If we’ve learned anything at all this year, it’s that we ought to stop looking at people exclusively through the lens of race or gender or ethnicity (or whatever). People are individuals. We’re not a bunch of monolithic voting blocs, and we ought to avoid speaking of each other along such divisive lines. We’re all created in the image of God, and each one of us possesses inherent dignity and worth. Our wrong assumptions about others certainly aren’t charitable, and in fact, they can be dangerous. The better we really get to know people, the better we will understand them. And that’s part of our high calling along the route of our pilgrimage here. Our words can bring life to others, but they can also inflict harm. We have to be careful regarding not only what we say, but what we tweet. Used wrongly or carelessly, social media can be a deterrent to our calling as peacemakers.
3. Don’t help misinformation spread.

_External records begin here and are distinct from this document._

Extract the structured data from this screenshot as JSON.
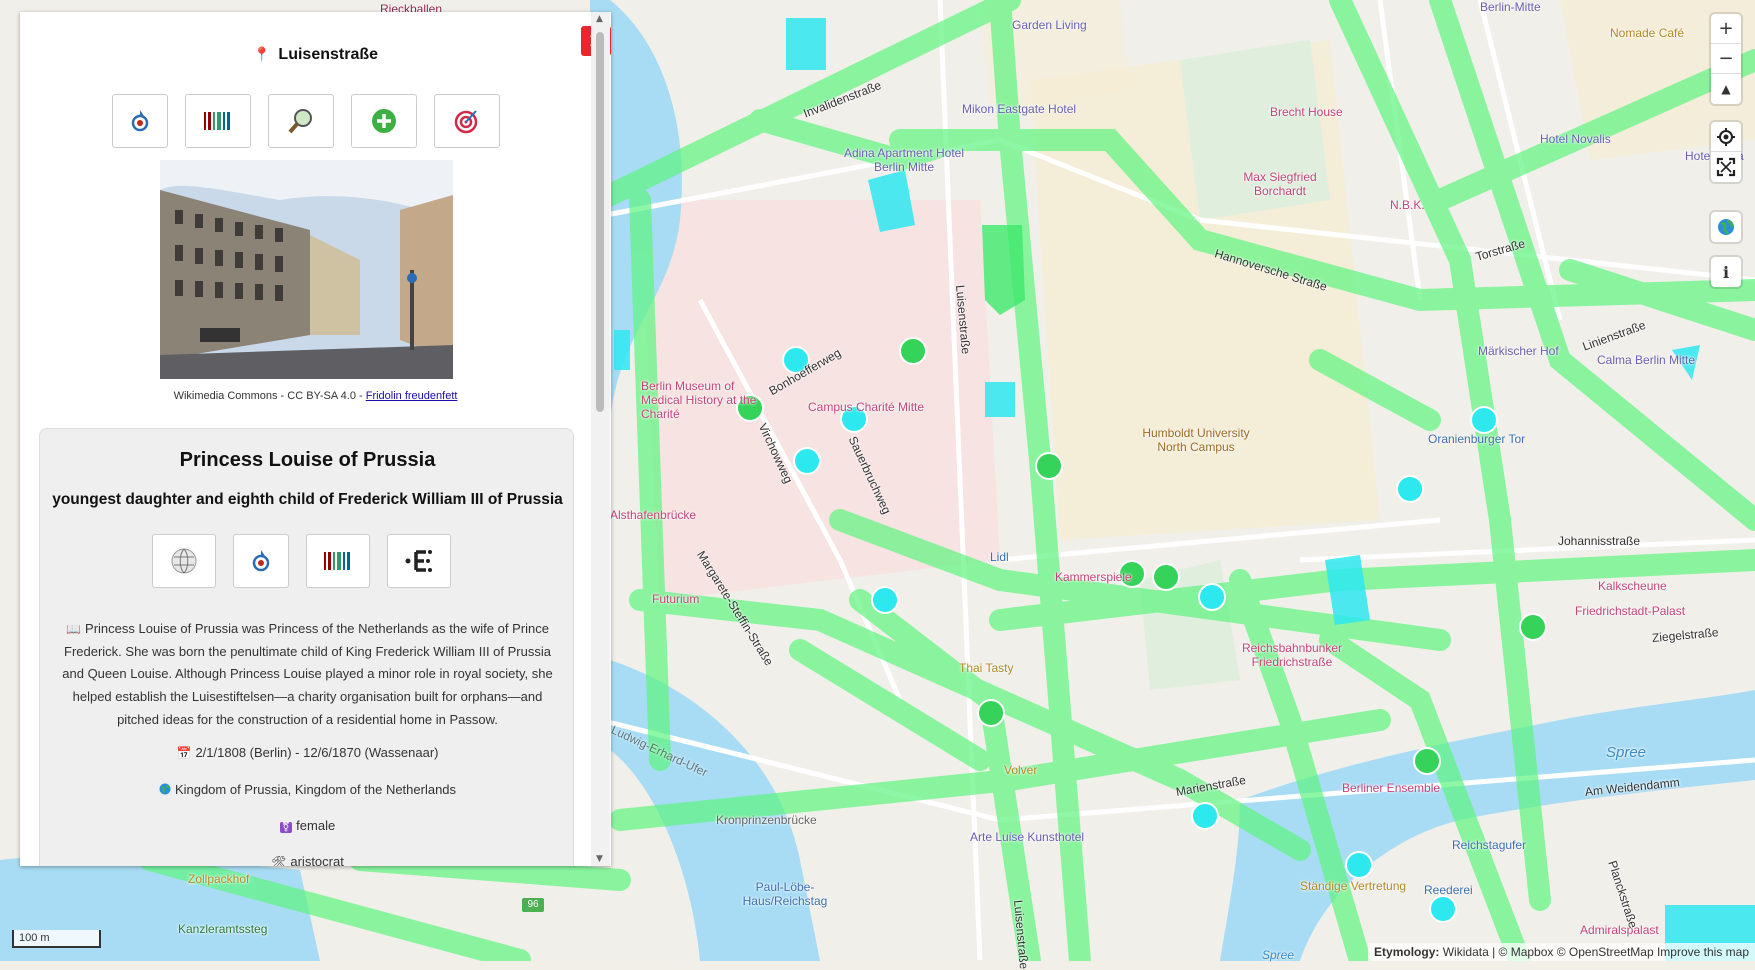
{
  "panel": {
    "feature_title": "Luisenstraße",
    "pin_icon": "map-pin-icon",
    "close_label": "✕",
    "top_buttons": [
      {
        "name": "wikimedia-commons-button",
        "icon": "commons-icon"
      },
      {
        "name": "wikidata-button",
        "icon": "wikidata-barcode-icon"
      },
      {
        "name": "osm-inspector-button",
        "icon": "magnifier-map-icon"
      },
      {
        "name": "openstreetmap-edit-button",
        "icon": "plus-circle-icon"
      },
      {
        "name": "reasonator-button",
        "icon": "target-icon"
      }
    ],
    "photo_caption_prefix": "Wikimedia Commons - CC BY-SA 4.0 - ",
    "photo_caption_author": "Fridolin freudenfett",
    "entity": {
      "name": "Princess Louise of Prussia",
      "description": "youngest daughter and eighth child of Frederick William III of Prussia",
      "buttons": [
        {
          "name": "wikipedia-button",
          "icon": "wikipedia-globe-icon"
        },
        {
          "name": "commons-button",
          "icon": "commons-icon"
        },
        {
          "name": "wikidata-entity-button",
          "icon": "wikidata-barcode-icon"
        },
        {
          "name": "entitree-button",
          "icon": "entitree-icon"
        }
      ],
      "abstract_icon": "📖",
      "abstract": "Princess Louise of Prussia was Princess of the Netherlands as the wife of Prince Frederick. She was born the penultimate child of King Frederick William III of Prussia and Queen Louise. Although Princess Louise played a minor role in royal society, she helped establish the Luisestiftelsen—a charity organisation built for orphans—and pitched ideas for the construction of a residential home in Passow.",
      "dates_icon": "📅",
      "dates": "2/1/1808 (Berlin) - 12/6/1870 (Wassenaar)",
      "citizenship_icon": "globe-icon",
      "citizenship": "Kingdom of Prussia, Kingdom of the Netherlands",
      "gender_icon": "⚧",
      "gender": "female",
      "occupation_icon": "🛠",
      "occupation": "aristocrat"
    }
  },
  "map_controls": {
    "zoom_in": "+",
    "zoom_out": "−",
    "compass": "▲",
    "geolocate_icon": "target-location-icon",
    "fullscreen_icon": "fullscreen-icon",
    "globe_icon": "globe-icon",
    "info": "i"
  },
  "scale": "100 m",
  "attribution": {
    "label": "Etymology:",
    "text": "Wikidata | © Mapbox © OpenStreetMap Improve this map"
  },
  "map_labels": {
    "places": [
      "Rieckballen",
      "Garden Living",
      "Nomade Café",
      "Berlin-Mitte",
      "Mikon Eastgate Hotel",
      "Brecht House",
      "Hotel Novalis",
      "Hotel Adria",
      "Adina Apartment Hotel Berlin Mitte",
      "Max Siegfried Borchardt",
      "N.B.K.",
      "Märkischer Hof",
      "Calma Berlin Mitte",
      "Berlin Museum of Medical History at the Charité",
      "Campus Charité Mitte",
      "Humboldt University North Campus",
      "Oranienburger Tor",
      "Lidl",
      "Kammerspiele",
      "Futurium",
      "Thai Tasty",
      "Reichsbahnbunker Friedrichstraße",
      "Kalkscheune",
      "Friedrichstadt-Palast",
      "Volver",
      "Berliner Ensemble",
      "Arte Luise Kunsthotel",
      "Kronprinzenbrücke",
      "Paul-Löbe-Haus/Reichstag",
      "Reichstagufer",
      "Reederei",
      "Ständige Vertretung",
      "Admiralspalast",
      "Zollpackhof",
      "Kanzleramtssteg",
      "Alsthafenbrücke",
      "Spree",
      "Spree"
    ],
    "streets": [
      "Invalidenstraße",
      "Luisenstraße",
      "Hannoversche Straße",
      "Torstraße",
      "Linienstraße",
      "Johannisstraße",
      "Ziegelstraße",
      "Marienstraße",
      "Am Weidendamm",
      "Planckstraße",
      "Margarete-Steffin-Straße",
      "Bonhoefferweg",
      "Virchowweg",
      "Sauerbruchweg",
      "Luisenstraße",
      "Ludwig-Erhard-Ufer"
    ],
    "road_number": "96"
  }
}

Everybody likes a juicy secret, but you and I must be careful that we’re not – in the hearing of one, or in the telling of one – bearing false witness against our neighbor. Here’s the deal: hate and false allegations are like two peas in a pod. And we’re going to have to check our hearts on a regular basis just to make sure that we’re not caught up in either. The 16th-century Reformer John Calvin issued a warning that still fits today: “Slander is often praised under the pretext of zeal and conscientiousness. Hence … this vice creeps in under the name of virtue.” When we vehemently disagree with someone, particularly in the arena of politics, it’s easy to justify sinful behavior against that person (movement, group, political party, etc.) because our eyes are on the prize of setting the record straight! Passion for the right cause can be a good thing, of course, but we’ve got to keep our motives and our actions in check – particularly in a season dominated by sound bites, hyper-emotional rancor, and political spin.
4. Recognize that everybody is afraid.

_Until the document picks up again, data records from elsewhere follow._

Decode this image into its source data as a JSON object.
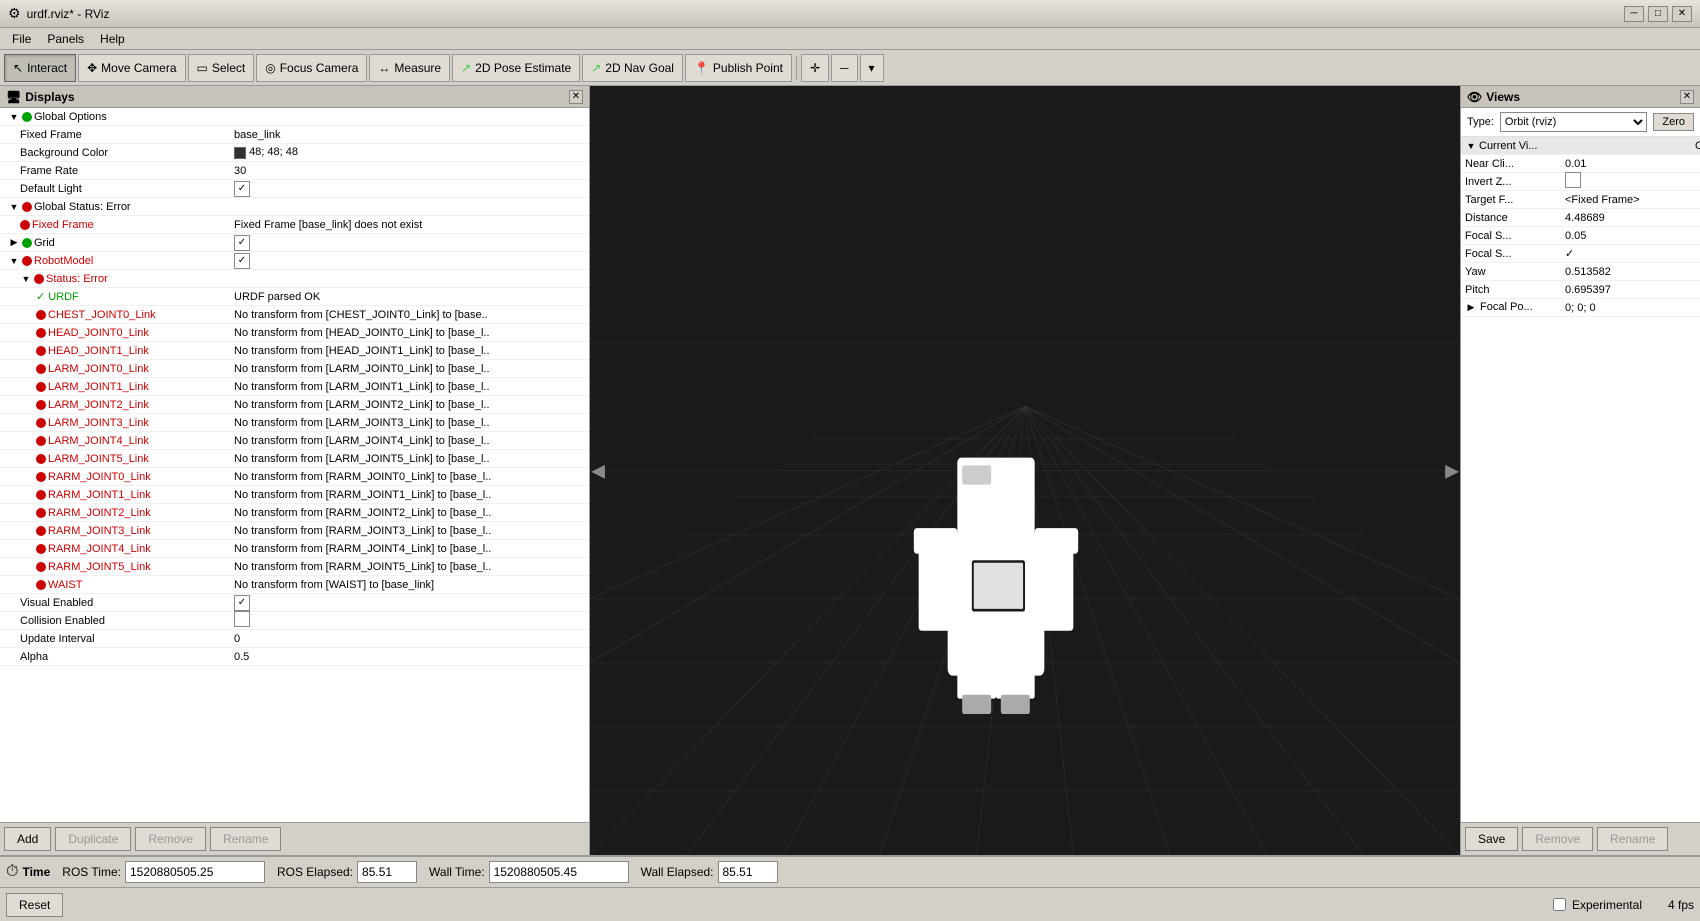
{
  "window": {
    "title": "urdf.rviz* - RViz",
    "icon": "rviz-icon"
  },
  "menu": {
    "items": [
      "File",
      "Panels",
      "Help"
    ]
  },
  "toolbar": {
    "buttons": [
      {
        "id": "interact",
        "label": "Interact",
        "icon": "cursor-icon",
        "active": true
      },
      {
        "id": "move-camera",
        "label": "Move Camera",
        "icon": "move-icon",
        "active": false
      },
      {
        "id": "select",
        "label": "Select",
        "icon": "select-icon",
        "active": false
      },
      {
        "id": "focus-camera",
        "label": "Focus Camera",
        "icon": "focus-icon",
        "active": false
      },
      {
        "id": "measure",
        "label": "Measure",
        "icon": "measure-icon",
        "active": false
      },
      {
        "id": "pose-estimate",
        "label": "2D Pose Estimate",
        "icon": "pose-icon",
        "active": false
      },
      {
        "id": "nav-goal",
        "label": "2D Nav Goal",
        "icon": "nav-icon",
        "active": false
      },
      {
        "id": "publish-point",
        "label": "Publish Point",
        "icon": "publish-icon",
        "active": false
      }
    ]
  },
  "displays": {
    "panel_title": "Displays",
    "items": [
      {
        "id": "global-options",
        "level": 1,
        "expanded": true,
        "label": "Global Options",
        "status": "green",
        "value": "",
        "has_expand": true
      },
      {
        "id": "fixed-frame",
        "level": 2,
        "label": "Fixed Frame",
        "value": "base_link",
        "status": null
      },
      {
        "id": "background-color",
        "level": 2,
        "label": "Background Color",
        "value": "48; 48; 48",
        "status": null,
        "has_color": true
      },
      {
        "id": "frame-rate",
        "level": 2,
        "label": "Frame Rate",
        "value": "30",
        "status": null
      },
      {
        "id": "default-light",
        "level": 2,
        "label": "Default Light",
        "value": "checked",
        "status": null
      },
      {
        "id": "global-status",
        "level": 1,
        "expanded": true,
        "label": "Global Status: Error",
        "status": "red",
        "value": "",
        "has_expand": true
      },
      {
        "id": "fixed-frame-error",
        "level": 2,
        "label": "Fixed Frame",
        "value": "Fixed Frame [base_link] does not exist",
        "status": "red"
      },
      {
        "id": "grid",
        "level": 1,
        "expanded": false,
        "label": "Grid",
        "status": "green",
        "value": "",
        "has_expand": true,
        "has_checkbox": true,
        "checked": true
      },
      {
        "id": "robot-model",
        "level": 1,
        "expanded": true,
        "label": "RobotModel",
        "status": "red",
        "value": "",
        "has_expand": true,
        "has_checkbox": true,
        "checked": true
      },
      {
        "id": "status-error",
        "level": 2,
        "expanded": true,
        "label": "Status: Error",
        "status": "red",
        "has_expand": true
      },
      {
        "id": "urdf",
        "level": 3,
        "label": "URDF",
        "value": "URDF parsed OK",
        "status": "ok_check"
      },
      {
        "id": "chest-joint0",
        "level": 3,
        "label": "CHEST_JOINT0_Link",
        "value": "No transform from [CHEST_JOINT0_Link] to [base..",
        "status": "red"
      },
      {
        "id": "head-joint0",
        "level": 3,
        "label": "HEAD_JOINT0_Link",
        "value": "No transform from [HEAD_JOINT0_Link] to [base_l..",
        "status": "red"
      },
      {
        "id": "head-joint1",
        "level": 3,
        "label": "HEAD_JOINT1_Link",
        "value": "No transform from [HEAD_JOINT1_Link] to [base_l..",
        "status": "red"
      },
      {
        "id": "larm-joint0",
        "level": 3,
        "label": "LARM_JOINT0_Link",
        "value": "No transform from [LARM_JOINT0_Link] to [base_l..",
        "status": "red"
      },
      {
        "id": "larm-joint1",
        "level": 3,
        "label": "LARM_JOINT1_Link",
        "value": "No transform from [LARM_JOINT1_Link] to [base_l..",
        "status": "red"
      },
      {
        "id": "larm-joint2",
        "level": 3,
        "label": "LARM_JOINT2_Link",
        "value": "No transform from [LARM_JOINT2_Link] to [base_l..",
        "status": "red"
      },
      {
        "id": "larm-joint3",
        "level": 3,
        "label": "LARM_JOINT3_Link",
        "value": "No transform from [LARM_JOINT3_Link] to [base_l..",
        "status": "red"
      },
      {
        "id": "larm-joint4",
        "level": 3,
        "label": "LARM_JOINT4_Link",
        "value": "No transform from [LARM_JOINT4_Link] to [base_l..",
        "status": "red"
      },
      {
        "id": "larm-joint5",
        "level": 3,
        "label": "LARM_JOINT5_Link",
        "value": "No transform from [LARM_JOINT5_Link] to [base_l..",
        "status": "red"
      },
      {
        "id": "rarm-joint0",
        "level": 3,
        "label": "RARM_JOINT0_Link",
        "value": "No transform from [RARM_JOINT0_Link] to [base_l..",
        "status": "red"
      },
      {
        "id": "rarm-joint1",
        "level": 3,
        "label": "RARM_JOINT1_Link",
        "value": "No transform from [RARM_JOINT1_Link] to [base_l..",
        "status": "red"
      },
      {
        "id": "rarm-joint2",
        "level": 3,
        "label": "RARM_JOINT2_Link",
        "value": "No transform from [RARM_JOINT2_Link] to [base_l..",
        "status": "red"
      },
      {
        "id": "rarm-joint3",
        "level": 3,
        "label": "RARM_JOINT3_Link",
        "value": "No transform from [RARM_JOINT3_Link] to [base_l..",
        "status": "red"
      },
      {
        "id": "rarm-joint4",
        "level": 3,
        "label": "RARM_JOINT4_Link",
        "value": "No transform from [RARM_JOINT4_Link] to [base_l..",
        "status": "red"
      },
      {
        "id": "rarm-joint5",
        "level": 3,
        "label": "RARM_JOINT5_Link",
        "value": "No transform from [RARM_JOINT5_Link] to [base_l..",
        "status": "red"
      },
      {
        "id": "waist",
        "level": 3,
        "label": "WAIST",
        "value": "No transform from [WAIST] to [base_link]",
        "status": "red"
      },
      {
        "id": "visual-enabled",
        "level": 2,
        "label": "Visual Enabled",
        "value": "checked",
        "status": null
      },
      {
        "id": "collision-enabled",
        "level": 2,
        "label": "Collision Enabled",
        "value": "unchecked",
        "status": null
      },
      {
        "id": "update-interval",
        "level": 2,
        "label": "Update Interval",
        "value": "0",
        "status": null
      },
      {
        "id": "alpha",
        "level": 2,
        "label": "Alpha",
        "value": "0.5",
        "status": null
      }
    ],
    "footer_buttons": [
      "Add",
      "Duplicate",
      "Remove",
      "Rename"
    ]
  },
  "views": {
    "panel_title": "Views",
    "type_label": "Type:",
    "type_value": "Orbit (rviz)",
    "zero_btn": "Zero",
    "current_view_label": "Current Vi...",
    "current_view_type": "Orbit (rviz)",
    "properties": [
      {
        "label": "Near Cli...",
        "value": "0.01"
      },
      {
        "label": "Invert Z...",
        "value": "",
        "is_checkbox": true,
        "checked": false
      },
      {
        "label": "Target F...",
        "value": "<Fixed Frame>"
      },
      {
        "label": "Distance",
        "value": "4.48689"
      },
      {
        "label": "Focal S...",
        "value": "0.05"
      },
      {
        "label": "Focal S...",
        "value": "✓",
        "is_check": true
      },
      {
        "label": "Yaw",
        "value": "0.513582"
      },
      {
        "label": "Pitch",
        "value": "0.695397"
      },
      {
        "label": "Focal Po...",
        "value": "0; 0; 0",
        "has_expand": true
      }
    ],
    "footer_buttons": [
      "Save",
      "Remove",
      "Rename"
    ]
  },
  "time": {
    "section_title": "Time",
    "ros_time_label": "ROS Time:",
    "ros_time_value": "1520880505.25",
    "ros_elapsed_label": "ROS Elapsed:",
    "ros_elapsed_value": "85.51",
    "wall_time_label": "Wall Time:",
    "wall_time_value": "1520880505.45",
    "wall_elapsed_label": "Wall Elapsed:",
    "wall_elapsed_value": "85.51"
  },
  "bottom": {
    "reset_btn": "Reset",
    "experimental_label": "Experimental",
    "fps": "4 fps"
  },
  "colors": {
    "background_swatch": "#303030",
    "status_red": "#cc0000",
    "status_green": "#00aa00",
    "viewport_bg": "#1a1a1a",
    "grid_line": "#404040"
  }
}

This we also forget: the “other side” is just as afraid as we are! Fear is everywhere, and in everything, these days. One of the ways we can love people right now is to acknowledge the uncertainties of our present cultural landscape – and the resulting sense of unsettledness that those uncertainties create in each one of us. In terms of predictability, 2020 has been a veritable nightmare for most people, and so they’re looking for some sense of control in any area of life where they can find it. Unfortunately, this election season is managing to make everybody feel even more powerless than we already did. Once you establish trust with your neighbor, that reality of powerlessness might be some fertile soil for a gospel presentation. After all, everybody likes the sound of “good news” these days!

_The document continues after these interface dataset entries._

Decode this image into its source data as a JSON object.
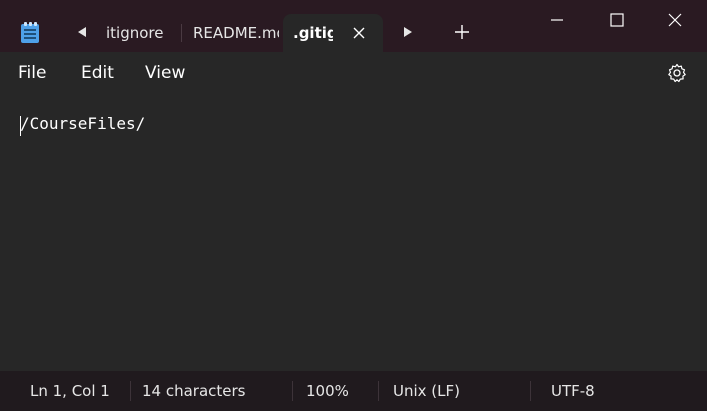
{
  "titlebar": {
    "tabs": [
      {
        "label": "itignore"
      },
      {
        "label": "README.md"
      },
      {
        "label": ".gitignore",
        "active": true
      }
    ],
    "icons": {
      "app": "notepad-icon",
      "scroll_left": "chevron-left-icon",
      "scroll_right": "chevron-right-icon",
      "new_tab": "plus-icon",
      "close_tab": "close-icon",
      "minimize": "minimize-icon",
      "maximize": "maximize-icon",
      "close_window": "close-window-icon"
    }
  },
  "menu": {
    "items": [
      "File",
      "Edit",
      "View"
    ],
    "settings_icon": "gear-icon"
  },
  "editor": {
    "content": "/CourseFiles/"
  },
  "status": {
    "position": "Ln 1, Col 1",
    "characters": "14 characters",
    "zoom": "100%",
    "line_ending": "Unix (LF)",
    "encoding": "UTF-8"
  },
  "colors": {
    "titlebar_bg": "#2a1a22",
    "editor_bg": "#272727",
    "statusbar_bg": "#201a1e",
    "text": "#ffffff"
  }
}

5. Tell the truth to those you love.
On many of these points, we’re going to have to help each other self-correct. That will mean that some hard, but needed and good, conversations must happen along the way. God can use this season to strengthen the body of Christ. God can use this season to grow us in Christlike character and perseverance. God can use this season to renew our hope in our risen Savior – where our only hope should have been anchored all along! In our lives, grace and truth are not to be balanced with each other – but we’re to be all about grace, and all about truth. The Lord rarely matures any one of us without using other believers in our lives to help us get where we need to be. Hard as it may be to believe, we may look back one day and see this moment as that kind of fruitful season.
6. Remember that we’re not in it to win.
Our purposes are higher: we’re in it to serve! Jesus said, “For even the Son of Man came not to be served but to serve, and to give his life as a ransom for many” (Mark 10:45). And that heart-set can make all the difference. It would be unwise for you and me to get caught up in hyper-partisanship, and we are clearly not afforded the luxury of a “safe” withdrawal from the conflict of this season. We are not called to win. We are not called to withdraw. We are called to love.
Peace. Jesus made it our business.